Canada is, according to the U.S. Energy Administration, the leading source of United States crude oil imports, which average 9.033 million barrels per day (mbpd), with Canada sending 2.666 mbpd southwards to the U.S. Mexico is second with 1.319 mbpd and Saudi Arabia third with 1.107 mbpd.
The EIA notes, “Canada is one of the world’s five largest energy producers and is the principal source of U.S. energy imports. … Just as the United States depends on Canada for much of its energy needs, so is Canada profoundly dependent on the United States as an export market.”
The EIA continues, “Canada is the world’s sixth-largest oil producer, and virtually all of its crude oil exports are directed to U.S. refineries. Long a major onshore and offshore producer of conventional crude, the recent growth in its liquids production has been driven by bitumen and upgraded synthetic crude oil produced from the oil sands of Alberta. The vast majority of Canada’s reserves and the expected future growth in Canada’s liquids production will derive from unconventional resources.” In 1988, Canada and the United States signed a free trade agreement (FTA) that was supposed to ensure Canada would never prevent the U.S. from having first access to its huge oil reserves and bilateral trade, which is now worth more $750 billion annually.
The money quote here is “bitumen and upgraded synthetic crude oil produced from the oil sands of Alberta.” Over the past decade, the Canadian government and foreign companies have poured more than $96 billion into developing Alberta’s oil sands, now a resource with no place currently to go.
Shortly after its inception in 2008, the Keystone XL pipeline to transit Alberta’s oil to U.S. refineries on the Gulf of Mexico seemed a done deal, but the contracts aroused an unexpected storm of opposition, delaying if not killing the deal. In a fit of pique, a year ago Canadian Prime Minister Stephen Harperstated. “We cannot be in a situation where really our one and only energy partner can say no to our energy products.

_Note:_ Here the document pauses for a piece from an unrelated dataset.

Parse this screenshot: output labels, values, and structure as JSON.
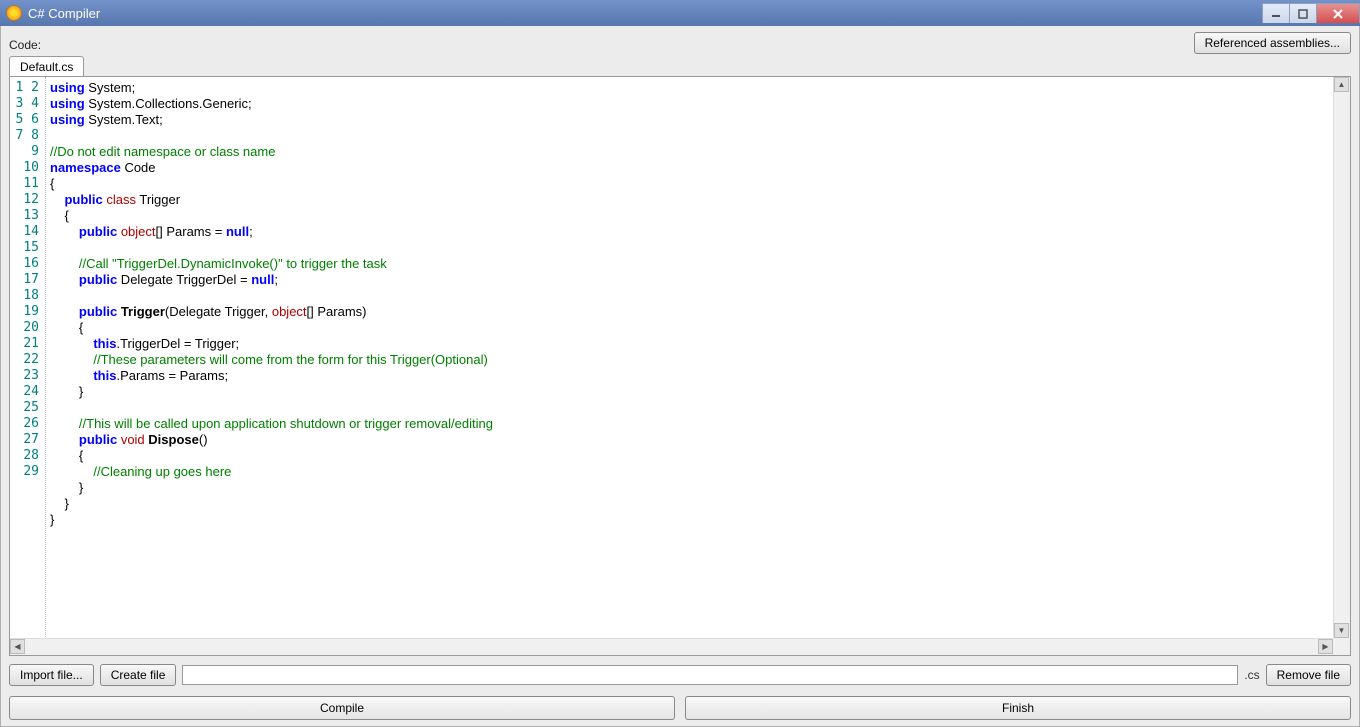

The very fact that a no can be said underscores to our country that we must diversify our energy export markets.”
If not the U.S. then, where might Alberta’s oil sands go?
Two months before threatening Washington Harper told a Chinese audience that if Washington did not want Canadian oil, his government would be happy to sell it to China, telling his audience, “We are an emerging energy superpower. We have abundant supplies of virtually every form of energy. And you know, we want to sell our energy to people who want to buy our energy. It’s that simple.”
The only problem with supplying China would be the construction of the westward flowing Northern Gateway pipeline to the British Columbia, which has already engendered significant indigenous opposition.
So, back to square one.
Convince the Yanks that oil sands are of benefit.
Employ Madison Avenue.
The Harper government has increased its advertising spending on the Alberta tar sands to $16.5 million from 2012 levels of $9 million, ahead of Harper’s visit to New York, in an aggressive new lobbying push for Keystone XL.
Harper is hardly hiding his agenda under a bushel basket, as a statement on his website noted, “I look forward to engaging with (U.S. Council on Foreign Relations) council members on pressing issues including the global economy, trade liberalization, energy and security, as well as issues of importance to Canada and the U.S. such as the Keystone XL pipeline.”
It all comes down to Madison Avenue versus the environment – place your bets.
And Harper better put aside extra money for any possible sales to The European Union, which has branded Canadian oil sands as “dirty,” leading Ottawa to appeal to the World Trade Organization, claiming that the EU’s decision would be “discrimination” against Canadian exports.
Ah well, there’s always China – if Ottawa can get those pesky aboriginal Indian tribes to agree to Northern Gateway.
This piece is cross-posted from Oil Price.com with permission.